[[ Provided records, beginning ]]

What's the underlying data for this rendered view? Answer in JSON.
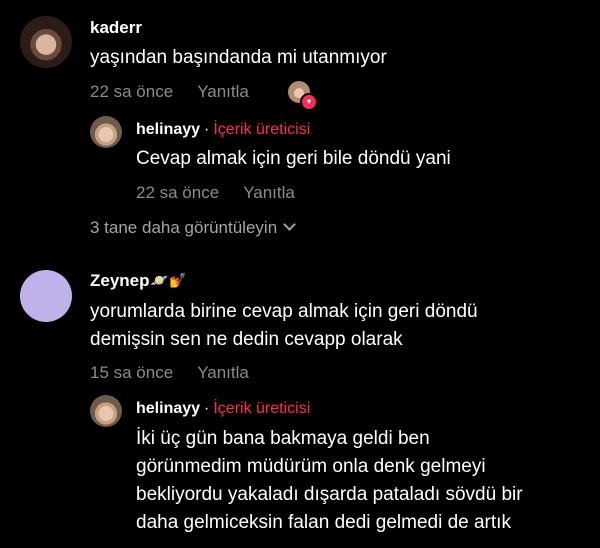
{
  "comments": [
    {
      "username": "kaderr",
      "text": "yaşından başındanda mi utanmıyor",
      "time": "22 sa önce",
      "reply_label": "Yanıtla",
      "replies": [
        {
          "username": "helinayy",
          "separator": "·",
          "badge": "İçerik üreticisi",
          "text": "Cevap almak için geri bile döndü yani",
          "time": "22 sa önce",
          "reply_label": "Yanıtla"
        }
      ],
      "view_more": "3 tane daha görüntüleyin"
    },
    {
      "username": "Zeynep",
      "username_emoji": [
        "🪐",
        "💅"
      ],
      "text_lines": [
        "yorumlarda birine cevap almak için geri döndü",
        "demişsin sen ne dedin cevapp olarak"
      ],
      "time": "15 sa önce",
      "reply_label": "Yanıtla",
      "replies": [
        {
          "username": "helinayy",
          "separator": "·",
          "badge": "İçerik üreticisi",
          "text_lines": [
            "İki üç gün bana bakmaya geldi ben",
            "görünmedim müdürüm onla denk gelmeyi",
            "bekliyordu yakaladı dışarda pataladı sövdü bir",
            "daha gelmiceksin falan dedi gelmedi de artık"
          ]
        }
      ]
    }
  ],
  "colors": {
    "background": "#000000",
    "text": "#ffffff",
    "muted": "#8a8b91",
    "creator_badge": "#fe2c55",
    "zeynep_avatar": "#c1b1ea"
  },
  "icons": {
    "author_like": "heart-icon",
    "expand": "chevron-down-icon"
  }
}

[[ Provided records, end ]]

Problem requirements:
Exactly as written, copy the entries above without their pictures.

Answer to this problem:
What's the underlying data for this rendered view? Answer in JSON.
{
  "comments": [
    {
      "username": "kaderr",
      "text": "yaşından başındanda mi utanmıyor",
      "time": "22 sa önce",
      "reply_label": "Yanıtla",
      "replies": [
        {
          "username": "helinayy",
          "separator": "·",
          "badge": "İçerik üreticisi",
          "text": "Cevap almak için geri bile döndü yani",
          "time": "22 sa önce",
          "reply_label": "Yanıtla"
        }
      ],
      "view_more": "3 tane daha görüntüleyin"
    },
    {
      "username": "Zeynep",
      "username_emoji": [
        "🪐",
        "💅"
      ],
      "text_lines": [
        "yorumlarda birine cevap almak için geri döndü",
        "demişsin sen ne dedin cevapp olarak"
      ],
      "time": "15 sa önce",
      "reply_label": "Yanıtla",
      "replies": [
        {
          "username": "helinayy",
          "separator": "·",
          "badge": "İçerik üreticisi",
          "text_lines": [
            "İki üç gün bana bakmaya geldi ben",
            "görünmedim müdürüm onla denk gelmeyi",
            "bekliyordu yakaladı dışarda pataladı sövdü bir",
            "daha gelmiceksin falan dedi gelmedi de artık"
          ]
        }
      ]
    }
  ],
  "colors": {
    "background": "#000000",
    "text": "#ffffff",
    "muted": "#8a8b91",
    "creator_badge": "#fe2c55",
    "zeynep_avatar": "#c1b1ea"
  },
  "icons": {
    "author_like": "heart-icon",
    "expand": "chevron-down-icon"
  }
}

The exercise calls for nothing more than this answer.